Current research suggests laminin, a protein that helps cells stick together, may lead to enhanced muscle repair in muscular dystrophy. The related report by Rooney et al, "Laminin-111 restores regenerative capacity in a mouse model for alpha 7 integrin congenital myopathy," appears in the January 2009 issue of The American Journal of Pathology.
Muscular dystrophy is a group of inherited genetic diseases that cause progressive muscle weakness. In one type of muscular dystrophy, patients with mutations in the adhesion molecule alpha 7 integrin experience delayed developmental milestones and impaired mobility. There is currently no treatment or cure for alpha 7 integrin congenital myopathy.

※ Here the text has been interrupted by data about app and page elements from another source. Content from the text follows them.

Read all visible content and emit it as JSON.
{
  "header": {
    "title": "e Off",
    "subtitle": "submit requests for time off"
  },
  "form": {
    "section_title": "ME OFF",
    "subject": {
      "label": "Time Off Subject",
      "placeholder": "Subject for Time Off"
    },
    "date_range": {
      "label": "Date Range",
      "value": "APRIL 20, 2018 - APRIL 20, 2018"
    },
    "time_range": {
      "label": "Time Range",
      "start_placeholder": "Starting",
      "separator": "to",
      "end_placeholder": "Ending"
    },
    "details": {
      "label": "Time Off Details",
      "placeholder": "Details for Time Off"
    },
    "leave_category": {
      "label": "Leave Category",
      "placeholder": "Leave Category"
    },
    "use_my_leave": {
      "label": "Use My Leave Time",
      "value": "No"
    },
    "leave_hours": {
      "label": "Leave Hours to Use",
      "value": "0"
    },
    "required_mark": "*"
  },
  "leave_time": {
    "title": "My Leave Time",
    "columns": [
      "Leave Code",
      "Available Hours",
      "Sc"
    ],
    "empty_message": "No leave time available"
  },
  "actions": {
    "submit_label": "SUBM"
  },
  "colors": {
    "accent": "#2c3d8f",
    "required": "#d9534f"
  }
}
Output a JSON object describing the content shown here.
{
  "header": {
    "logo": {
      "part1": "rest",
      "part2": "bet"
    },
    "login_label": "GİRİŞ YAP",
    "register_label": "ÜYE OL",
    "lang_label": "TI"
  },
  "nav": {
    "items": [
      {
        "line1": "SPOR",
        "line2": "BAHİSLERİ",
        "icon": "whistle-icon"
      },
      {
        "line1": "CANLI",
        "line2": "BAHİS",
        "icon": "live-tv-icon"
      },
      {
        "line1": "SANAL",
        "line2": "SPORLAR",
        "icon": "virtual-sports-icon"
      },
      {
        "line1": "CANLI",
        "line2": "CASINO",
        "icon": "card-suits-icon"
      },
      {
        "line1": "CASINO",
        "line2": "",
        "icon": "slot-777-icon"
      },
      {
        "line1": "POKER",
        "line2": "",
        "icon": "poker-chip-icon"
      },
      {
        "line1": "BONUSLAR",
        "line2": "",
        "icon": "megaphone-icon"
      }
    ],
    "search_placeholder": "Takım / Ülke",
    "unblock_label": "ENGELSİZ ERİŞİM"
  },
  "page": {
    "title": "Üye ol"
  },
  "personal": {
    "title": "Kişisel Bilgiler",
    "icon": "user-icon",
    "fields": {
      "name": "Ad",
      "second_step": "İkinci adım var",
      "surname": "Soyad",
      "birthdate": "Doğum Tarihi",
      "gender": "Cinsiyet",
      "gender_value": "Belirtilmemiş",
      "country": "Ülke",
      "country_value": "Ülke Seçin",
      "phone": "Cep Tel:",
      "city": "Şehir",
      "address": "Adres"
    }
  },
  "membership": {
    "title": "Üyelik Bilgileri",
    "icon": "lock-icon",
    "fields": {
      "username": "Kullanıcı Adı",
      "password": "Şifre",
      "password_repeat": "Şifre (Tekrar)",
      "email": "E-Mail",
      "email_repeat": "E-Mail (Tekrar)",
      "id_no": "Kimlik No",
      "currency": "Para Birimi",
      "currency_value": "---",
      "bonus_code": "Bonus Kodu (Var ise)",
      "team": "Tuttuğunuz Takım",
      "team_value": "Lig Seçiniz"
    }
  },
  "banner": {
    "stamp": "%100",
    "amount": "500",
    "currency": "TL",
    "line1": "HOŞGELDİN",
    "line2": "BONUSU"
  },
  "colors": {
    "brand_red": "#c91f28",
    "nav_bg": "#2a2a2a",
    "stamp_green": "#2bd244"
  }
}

Interactions of alpha 7 integrin with laminin, an extracellular protein found surrounding muscle fibers, promote muscle cell health and survival. Alpha 7 integrin has also been implicated in muscle repair. To determine if alpha 7 integrin is critical for muscle repair, researchers led by Dr. Dean Burkin at The University of Nevada School of Medicine examined the response to muscle damage in alpha 7 integrin-deficient mice. They found that alpha 7 integrin-deficient muscle exhibited defective muscular regeneration. Injection of laminin-111, however, restored muscle repair and regeneration.
Paper: Rooney JE, Gurpur PB, Yablonka-Reuveni Z, and Burkin DJ: Laminin-111 restores regenerative capacity in a mouse model for alpha 7 integrin congenital myopathy. Am J Pathol 2009 174: 256-264
Source: American Journal of Pathology
Explore further: New gene transfer strategy shows promise for limb girdle and other muscular dystrophies